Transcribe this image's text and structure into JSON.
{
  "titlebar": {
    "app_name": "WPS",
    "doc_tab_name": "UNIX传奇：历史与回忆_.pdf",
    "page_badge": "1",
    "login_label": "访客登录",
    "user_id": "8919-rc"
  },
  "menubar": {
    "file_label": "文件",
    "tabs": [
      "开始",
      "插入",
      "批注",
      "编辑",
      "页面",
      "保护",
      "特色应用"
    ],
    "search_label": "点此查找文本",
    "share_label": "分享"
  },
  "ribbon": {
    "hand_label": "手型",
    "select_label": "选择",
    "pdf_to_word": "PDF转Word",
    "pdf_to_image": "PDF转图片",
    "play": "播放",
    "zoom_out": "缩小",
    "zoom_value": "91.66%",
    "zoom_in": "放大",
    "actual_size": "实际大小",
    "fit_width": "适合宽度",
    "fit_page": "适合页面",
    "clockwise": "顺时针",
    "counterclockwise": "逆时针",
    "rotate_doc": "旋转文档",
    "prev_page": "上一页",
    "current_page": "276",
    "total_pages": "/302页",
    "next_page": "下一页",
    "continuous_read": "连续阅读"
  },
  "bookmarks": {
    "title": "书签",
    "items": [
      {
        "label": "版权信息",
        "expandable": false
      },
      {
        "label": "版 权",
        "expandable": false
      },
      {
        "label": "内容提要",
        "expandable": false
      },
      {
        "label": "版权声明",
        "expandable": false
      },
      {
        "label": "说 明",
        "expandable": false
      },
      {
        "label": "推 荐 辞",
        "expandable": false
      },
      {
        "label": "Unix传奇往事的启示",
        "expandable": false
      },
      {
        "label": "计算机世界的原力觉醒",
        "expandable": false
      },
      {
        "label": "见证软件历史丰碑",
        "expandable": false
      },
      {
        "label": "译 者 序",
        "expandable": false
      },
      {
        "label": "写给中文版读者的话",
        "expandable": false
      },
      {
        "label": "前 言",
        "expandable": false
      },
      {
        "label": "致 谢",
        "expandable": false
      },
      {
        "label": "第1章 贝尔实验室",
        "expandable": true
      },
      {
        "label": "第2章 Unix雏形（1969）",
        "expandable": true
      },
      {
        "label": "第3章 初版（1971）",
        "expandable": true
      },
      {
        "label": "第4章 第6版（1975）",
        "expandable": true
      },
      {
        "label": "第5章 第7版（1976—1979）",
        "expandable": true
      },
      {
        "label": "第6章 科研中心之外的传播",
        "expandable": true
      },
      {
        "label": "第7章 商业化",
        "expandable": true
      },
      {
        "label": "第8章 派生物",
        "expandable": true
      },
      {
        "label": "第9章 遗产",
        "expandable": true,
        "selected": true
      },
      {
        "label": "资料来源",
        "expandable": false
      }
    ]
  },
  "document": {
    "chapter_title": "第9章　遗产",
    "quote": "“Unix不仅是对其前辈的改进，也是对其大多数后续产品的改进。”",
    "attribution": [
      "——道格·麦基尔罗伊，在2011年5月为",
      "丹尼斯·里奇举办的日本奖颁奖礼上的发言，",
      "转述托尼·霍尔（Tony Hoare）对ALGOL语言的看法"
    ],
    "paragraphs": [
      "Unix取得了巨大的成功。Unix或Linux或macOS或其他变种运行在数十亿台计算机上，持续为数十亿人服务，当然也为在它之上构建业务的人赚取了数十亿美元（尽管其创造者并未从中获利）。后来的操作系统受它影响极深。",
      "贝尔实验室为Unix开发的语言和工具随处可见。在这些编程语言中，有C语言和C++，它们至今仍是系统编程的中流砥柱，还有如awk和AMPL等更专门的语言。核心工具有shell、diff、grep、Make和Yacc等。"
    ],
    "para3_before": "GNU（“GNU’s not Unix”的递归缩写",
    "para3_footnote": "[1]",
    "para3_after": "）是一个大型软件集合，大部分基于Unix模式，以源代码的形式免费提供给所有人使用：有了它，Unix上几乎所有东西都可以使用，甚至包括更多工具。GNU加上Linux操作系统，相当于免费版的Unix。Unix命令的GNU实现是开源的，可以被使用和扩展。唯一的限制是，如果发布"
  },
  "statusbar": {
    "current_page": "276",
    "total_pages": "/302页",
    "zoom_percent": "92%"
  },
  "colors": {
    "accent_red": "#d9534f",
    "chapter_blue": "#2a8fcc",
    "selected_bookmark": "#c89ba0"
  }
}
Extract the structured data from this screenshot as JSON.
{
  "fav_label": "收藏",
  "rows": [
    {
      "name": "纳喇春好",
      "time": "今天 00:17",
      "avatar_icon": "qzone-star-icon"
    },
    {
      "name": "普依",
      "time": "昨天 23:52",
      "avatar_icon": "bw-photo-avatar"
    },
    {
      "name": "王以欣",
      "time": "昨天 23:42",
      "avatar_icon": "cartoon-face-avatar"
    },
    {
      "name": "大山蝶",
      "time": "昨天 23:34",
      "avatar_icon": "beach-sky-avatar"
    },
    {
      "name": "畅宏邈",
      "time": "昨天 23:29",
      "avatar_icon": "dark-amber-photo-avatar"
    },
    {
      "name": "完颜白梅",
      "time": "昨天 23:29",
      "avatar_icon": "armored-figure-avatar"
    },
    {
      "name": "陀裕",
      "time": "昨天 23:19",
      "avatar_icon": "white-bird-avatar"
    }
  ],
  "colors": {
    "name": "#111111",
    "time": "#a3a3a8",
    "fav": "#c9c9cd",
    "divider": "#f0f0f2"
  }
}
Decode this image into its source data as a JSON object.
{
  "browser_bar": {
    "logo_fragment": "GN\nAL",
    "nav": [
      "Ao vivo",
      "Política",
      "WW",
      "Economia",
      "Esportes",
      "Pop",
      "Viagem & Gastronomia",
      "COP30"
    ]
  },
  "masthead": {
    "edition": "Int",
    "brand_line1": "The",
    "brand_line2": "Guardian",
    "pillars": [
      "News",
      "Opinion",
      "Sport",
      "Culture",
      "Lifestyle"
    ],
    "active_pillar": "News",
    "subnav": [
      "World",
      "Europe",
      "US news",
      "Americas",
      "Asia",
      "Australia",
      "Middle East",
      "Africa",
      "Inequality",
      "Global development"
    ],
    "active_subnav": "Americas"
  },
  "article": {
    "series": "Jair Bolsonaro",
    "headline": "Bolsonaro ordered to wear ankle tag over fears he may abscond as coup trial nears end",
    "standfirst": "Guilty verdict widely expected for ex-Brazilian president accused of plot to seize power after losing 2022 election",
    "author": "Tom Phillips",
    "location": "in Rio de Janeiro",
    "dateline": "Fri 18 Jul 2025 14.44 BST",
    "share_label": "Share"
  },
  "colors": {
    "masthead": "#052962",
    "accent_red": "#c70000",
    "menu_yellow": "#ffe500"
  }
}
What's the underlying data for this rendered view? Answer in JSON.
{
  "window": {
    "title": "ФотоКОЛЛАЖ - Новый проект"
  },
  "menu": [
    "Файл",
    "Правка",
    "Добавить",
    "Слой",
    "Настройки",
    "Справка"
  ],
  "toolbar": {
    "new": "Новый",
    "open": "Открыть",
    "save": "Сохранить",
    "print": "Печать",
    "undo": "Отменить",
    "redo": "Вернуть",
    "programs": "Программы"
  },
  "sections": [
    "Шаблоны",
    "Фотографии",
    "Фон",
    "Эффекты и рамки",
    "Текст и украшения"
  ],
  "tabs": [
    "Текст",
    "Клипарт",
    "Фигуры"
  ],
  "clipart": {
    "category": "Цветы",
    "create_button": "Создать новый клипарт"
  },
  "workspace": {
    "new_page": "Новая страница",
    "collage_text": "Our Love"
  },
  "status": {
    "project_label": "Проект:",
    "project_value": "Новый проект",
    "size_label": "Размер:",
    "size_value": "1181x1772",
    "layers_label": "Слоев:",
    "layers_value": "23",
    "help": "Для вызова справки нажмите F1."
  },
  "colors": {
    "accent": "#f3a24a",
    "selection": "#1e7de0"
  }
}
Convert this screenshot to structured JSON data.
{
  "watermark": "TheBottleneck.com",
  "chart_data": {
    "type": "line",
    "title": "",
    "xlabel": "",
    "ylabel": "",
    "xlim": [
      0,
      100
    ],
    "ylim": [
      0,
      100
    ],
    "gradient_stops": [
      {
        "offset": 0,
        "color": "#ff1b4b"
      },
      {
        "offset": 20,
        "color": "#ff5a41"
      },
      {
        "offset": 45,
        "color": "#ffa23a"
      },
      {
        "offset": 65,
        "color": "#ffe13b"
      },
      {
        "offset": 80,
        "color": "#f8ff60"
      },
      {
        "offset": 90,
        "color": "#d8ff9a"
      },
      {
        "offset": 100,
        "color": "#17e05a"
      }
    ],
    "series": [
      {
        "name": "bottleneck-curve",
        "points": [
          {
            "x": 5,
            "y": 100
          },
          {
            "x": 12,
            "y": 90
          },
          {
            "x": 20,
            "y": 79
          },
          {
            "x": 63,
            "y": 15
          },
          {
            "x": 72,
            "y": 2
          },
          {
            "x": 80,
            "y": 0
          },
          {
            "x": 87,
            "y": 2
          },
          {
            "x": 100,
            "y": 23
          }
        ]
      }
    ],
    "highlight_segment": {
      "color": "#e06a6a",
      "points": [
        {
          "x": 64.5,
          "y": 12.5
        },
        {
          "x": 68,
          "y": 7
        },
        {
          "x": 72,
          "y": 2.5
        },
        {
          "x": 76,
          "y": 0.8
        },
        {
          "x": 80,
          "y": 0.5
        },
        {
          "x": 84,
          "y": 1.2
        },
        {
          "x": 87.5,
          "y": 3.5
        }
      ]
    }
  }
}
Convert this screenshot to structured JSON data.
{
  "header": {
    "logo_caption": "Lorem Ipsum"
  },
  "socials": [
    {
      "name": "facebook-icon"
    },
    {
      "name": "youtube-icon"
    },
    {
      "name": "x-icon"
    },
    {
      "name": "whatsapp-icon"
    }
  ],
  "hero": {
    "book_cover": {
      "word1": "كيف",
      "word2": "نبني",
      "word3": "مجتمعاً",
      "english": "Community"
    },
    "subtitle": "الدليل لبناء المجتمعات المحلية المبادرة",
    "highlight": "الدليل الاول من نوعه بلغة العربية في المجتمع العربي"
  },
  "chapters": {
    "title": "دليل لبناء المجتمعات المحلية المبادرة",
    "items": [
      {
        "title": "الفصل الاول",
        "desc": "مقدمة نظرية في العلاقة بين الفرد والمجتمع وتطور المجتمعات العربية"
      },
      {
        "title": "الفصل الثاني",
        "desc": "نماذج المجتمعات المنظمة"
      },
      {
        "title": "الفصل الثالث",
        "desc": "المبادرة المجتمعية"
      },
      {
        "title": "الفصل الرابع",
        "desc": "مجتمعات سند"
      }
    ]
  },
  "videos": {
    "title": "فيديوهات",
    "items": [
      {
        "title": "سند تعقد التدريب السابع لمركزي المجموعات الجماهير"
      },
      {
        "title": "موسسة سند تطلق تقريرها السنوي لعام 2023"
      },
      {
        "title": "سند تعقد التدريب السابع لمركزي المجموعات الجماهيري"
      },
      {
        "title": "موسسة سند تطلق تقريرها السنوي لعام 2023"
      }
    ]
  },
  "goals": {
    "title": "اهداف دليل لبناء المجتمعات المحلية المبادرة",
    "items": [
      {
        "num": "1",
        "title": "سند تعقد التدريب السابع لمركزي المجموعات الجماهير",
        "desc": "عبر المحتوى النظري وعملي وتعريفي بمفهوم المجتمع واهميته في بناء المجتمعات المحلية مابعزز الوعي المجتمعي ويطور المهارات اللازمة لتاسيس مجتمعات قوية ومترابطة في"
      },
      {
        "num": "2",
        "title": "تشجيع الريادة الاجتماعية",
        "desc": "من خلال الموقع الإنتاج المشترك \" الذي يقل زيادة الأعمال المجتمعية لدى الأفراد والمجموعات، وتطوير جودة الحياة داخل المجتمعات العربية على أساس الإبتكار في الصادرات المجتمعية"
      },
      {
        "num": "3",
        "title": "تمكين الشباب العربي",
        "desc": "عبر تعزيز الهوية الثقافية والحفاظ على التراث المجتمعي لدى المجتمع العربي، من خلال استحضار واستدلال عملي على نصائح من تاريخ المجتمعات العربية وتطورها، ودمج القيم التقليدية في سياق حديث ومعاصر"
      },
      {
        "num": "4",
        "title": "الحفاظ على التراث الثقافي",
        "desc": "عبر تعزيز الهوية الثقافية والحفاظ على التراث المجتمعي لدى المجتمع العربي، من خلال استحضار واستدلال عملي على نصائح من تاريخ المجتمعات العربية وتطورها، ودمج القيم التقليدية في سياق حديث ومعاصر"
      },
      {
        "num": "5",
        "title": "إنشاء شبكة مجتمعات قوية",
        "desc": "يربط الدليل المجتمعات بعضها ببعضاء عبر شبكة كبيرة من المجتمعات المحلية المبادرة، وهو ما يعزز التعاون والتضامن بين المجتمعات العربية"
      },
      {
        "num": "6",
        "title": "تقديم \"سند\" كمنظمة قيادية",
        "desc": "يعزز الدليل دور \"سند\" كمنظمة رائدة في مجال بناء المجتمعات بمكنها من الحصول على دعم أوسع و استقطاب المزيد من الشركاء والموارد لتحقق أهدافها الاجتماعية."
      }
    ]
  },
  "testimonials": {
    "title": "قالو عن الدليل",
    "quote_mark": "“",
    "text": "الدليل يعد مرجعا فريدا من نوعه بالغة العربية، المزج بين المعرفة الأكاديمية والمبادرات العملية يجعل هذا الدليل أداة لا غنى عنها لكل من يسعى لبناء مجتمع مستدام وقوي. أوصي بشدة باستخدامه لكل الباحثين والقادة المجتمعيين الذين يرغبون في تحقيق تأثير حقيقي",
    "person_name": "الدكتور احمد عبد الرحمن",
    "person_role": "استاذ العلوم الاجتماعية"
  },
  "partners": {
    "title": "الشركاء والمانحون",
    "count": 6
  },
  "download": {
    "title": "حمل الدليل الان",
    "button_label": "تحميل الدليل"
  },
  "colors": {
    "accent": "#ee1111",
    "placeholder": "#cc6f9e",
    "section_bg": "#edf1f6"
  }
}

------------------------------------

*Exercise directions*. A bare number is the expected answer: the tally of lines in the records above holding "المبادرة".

*Solution to this task*. 5